Comments

Popular posts from this blog

Hibernation

It's the last half-hour of 2017 and I'm pushing out a post to keep my blogging streak alive. I can't imagine this is interesting to anyone else, but that's never really been what this blog is for. I could write more, and maybe I should write more, but the only goal I've had for this blog for a while is to write at least once a year.

The last week of the year has become what I call my period of "hibernation." Between Christmas and the New Year, I stay home, do whatever I want on whatever schedule I want. This year, that meant a lot of nights staying up until 4 am and sleeping until 10 or 11. Other than trips to get food, I pretty much had no social interaction for the week. I don't know that I purposely take this time as a mental vacation, but that's sort of what it is.
I had several goals for this year's hibernation, but the one I've done best to stick to is physical: pedaling my stationary bike 40 miles each day. There is a Strava challe…

Last.fm and Ten Years of Web 2.0

Ten years ago yesterday I scrobbled my first tracks to last.fm. What's scrobbling? On last.fm, scrobbling refers to automatic music track logging to the internet. For me, uploading a record of my music listening habits was my first real experience with "Web 2.0." Remember Web 2.0? It referred to websites of user-generated content that enabled virtual communities and interoperability. Now such sites are too ubiquitous on the web to warrant a special designation — they're just the web. But that wasn't true in 2006, and even though I'd been putting content on the internet since 1996, at the time it was enough to make me a little nervous. What did these strangers want with my data, and what was in it for me?

Ten years and 24,941 scrobbles later, I have my answer: I have a really cool record of all the music I've listened to the past 10 years! Well, not "all," technically: I've certainly listened to music in places and on devices that didn't …

The 15-Year Blogoversary

15 years and 1,213 posts! My first experience with the World Wide Web came in 1995, and by 1997 I had my own web page.
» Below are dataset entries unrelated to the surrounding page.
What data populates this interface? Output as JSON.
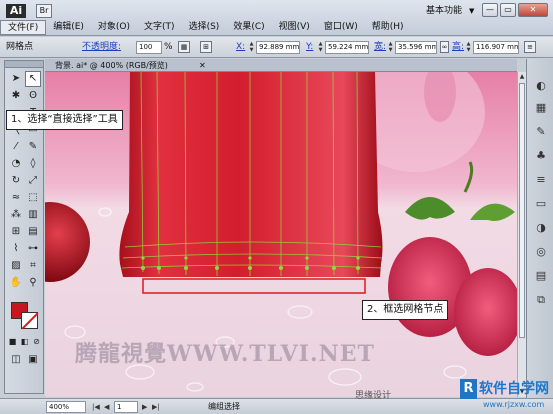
{
  "app": {
    "logo": "Ai",
    "bridge_label": "Br",
    "workspace": "基本功能"
  },
  "menu": [
    "文件(F)",
    "编辑(E)",
    "对象(O)",
    "文字(T)",
    "选择(S)",
    "效果(C)",
    "视图(V)",
    "窗口(W)",
    "帮助(H)"
  ],
  "window_buttons": [
    "—",
    "▭",
    "✕"
  ],
  "control_bar": {
    "label": "网格点",
    "opacity_label": "不透明度:",
    "opacity_value": "100",
    "opacity_unit": "%",
    "x_label": "X:",
    "x_value": "92.889 mm",
    "y_label": "Y:",
    "y_value": "59.224 mm",
    "w_label": "宽:",
    "w_value": "35.596 mm",
    "h_label": "高:",
    "h_value": "116.907 mm"
  },
  "document_tab": {
    "title": "背景. ai* @ 400% (RGB/预览)",
    "close": "✕"
  },
  "status_bar": {
    "zoom": "400%",
    "page": "1",
    "status": "编组选择"
  },
  "callouts": {
    "step1": "1、选择“直接选择”工具",
    "step2": "2、框选网格节点"
  },
  "watermarks": {
    "main": "腾龍視覺WWW.TLVI.NET",
    "site": "思缘设计",
    "logo_box": "R",
    "logo_text": "软件自学网",
    "logo_url": "www.rjzxw.com"
  },
  "colors": {
    "fill": "#c4171f",
    "stroke": "#ffffff",
    "mesh": "#8ddc3c",
    "selection": "#e0151b"
  }
}
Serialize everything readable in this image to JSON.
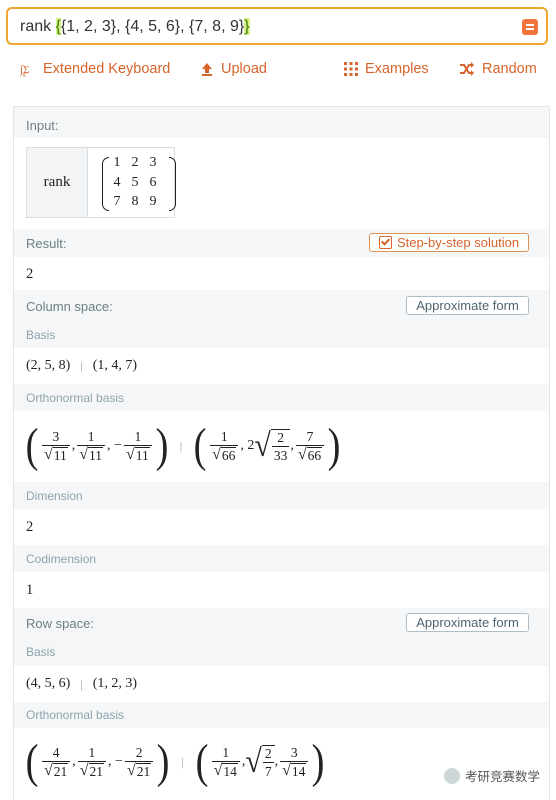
{
  "search": {
    "prefix": "rank ",
    "open": "{",
    "body": "{1, 2, 3}, {4, 5, 6}, {7, 8, 9}",
    "close": "}",
    "go_icon": "equals-icon"
  },
  "toolbar": {
    "keyboard": "Extended Keyboard",
    "upload": "Upload",
    "examples": "Examples",
    "random": "Random"
  },
  "input": {
    "label": "Input:",
    "func": "rank",
    "matrix": [
      [
        "1",
        "2",
        "3"
      ],
      [
        "4",
        "5",
        "6"
      ],
      [
        "7",
        "8",
        "9"
      ]
    ]
  },
  "result": {
    "label": "Result:",
    "step_button": "Step-by-step solution",
    "value": "2"
  },
  "column_space": {
    "label": "Column space:",
    "approx_button": "Approximate form",
    "basis_label": "Basis",
    "basis_a": "(2, 5, 8)",
    "basis_b": "(1, 4, 7)",
    "ortho_label": "Orthonormal basis",
    "dimension_label": "Dimension",
    "dimension": "2",
    "codimension_label": "Codimension",
    "codimension": "1"
  },
  "row_space": {
    "label": "Row space:",
    "approx_button": "Approximate form",
    "basis_label": "Basis",
    "basis_a": "(4, 5, 6)",
    "basis_b": "(1, 2, 3)",
    "ortho_label": "Orthonormal basis"
  },
  "separator": "|",
  "watermark": "考研竞赛数学"
}
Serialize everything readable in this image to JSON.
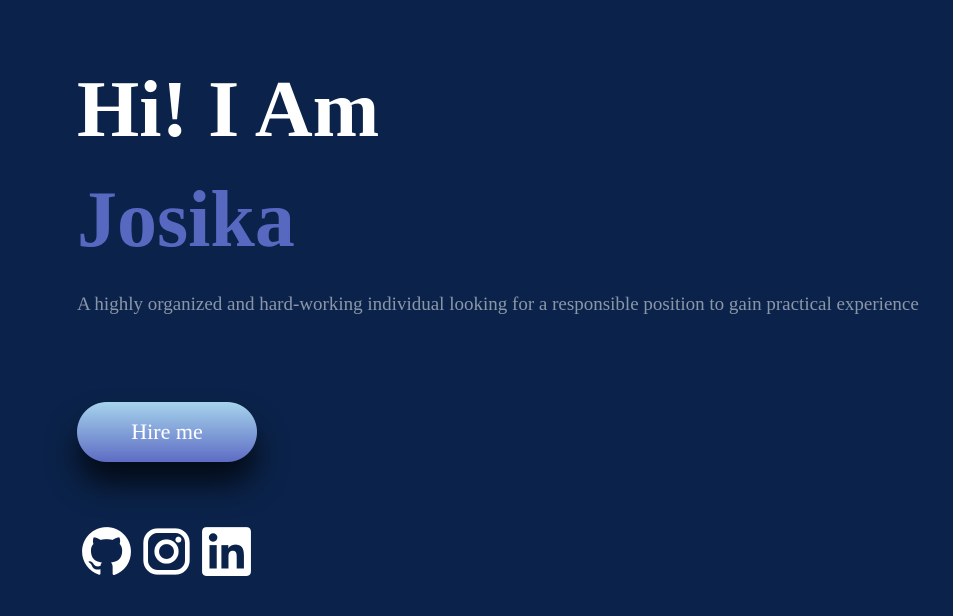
{
  "hero": {
    "greeting": "Hi! I Am",
    "name": "Josika",
    "tagline": "A highly organized and hard-working individual looking for a responsible position to gain practical experience",
    "cta_label": "Hire me"
  },
  "socials": [
    {
      "icon": "github-icon"
    },
    {
      "icon": "instagram-icon"
    },
    {
      "icon": "linkedin-icon"
    }
  ],
  "colors": {
    "background": "#0b234a",
    "heading": "#ffffff",
    "name_accent": "#5668c0",
    "tagline": "#8a96a8",
    "button_gradient_top": "#a6d4ec",
    "button_gradient_bottom": "#5e6cc4"
  }
}
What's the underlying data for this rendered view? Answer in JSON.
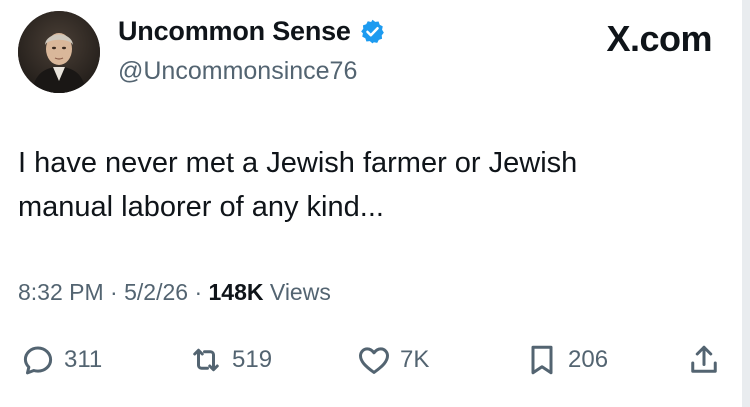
{
  "author": {
    "display_name": "Uncommon Sense",
    "handle": "@Uncommonsince76",
    "verified": true
  },
  "brand": "X.com",
  "tweet": {
    "text_line1": "I have never met a Jewish farmer or Jewish",
    "text_line2": "manual laborer of any kind...",
    "time": "8:32 PM",
    "date": "5/2/26",
    "views_count": "148K",
    "views_label": "Views"
  },
  "actions": {
    "replies": "311",
    "reposts": "519",
    "likes": "7K",
    "bookmarks": "206"
  },
  "colors": {
    "text": "#0f1419",
    "secondary": "#536471",
    "verified": "#1d9bf0"
  },
  "icons": [
    "reply-icon",
    "repost-icon",
    "like-icon",
    "bookmark-icon",
    "share-icon",
    "verified-badge-icon"
  ]
}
The first web authoring tool I remember using was Composer, an HTML editor built into the Netscape Communicator suite. That helped me learn some HTML, and later I used Microsoft Word 97 and then FrontPage 98 and later Macromedia Dreamweaver to design more elaborate pages. Some of my FrontPage-built sites are still on the web. As I learned more about HTML standards and validation I wrote more HTML by hand, but I still wanted a way to make publishing to the web easier.

By 2001 I understood that (a) sites should be updated regularly and (b) FTP'ing sites and pages from my desktop to a server was a bit of a pain. I had heard about some early blogging platforms and chose one, Blogger, to try out. As you can see, I'm still here.
My first post using Blogger came on December 8, 2001. A few months later I paid for Blogger Pro, which offered additional authoring tools, l…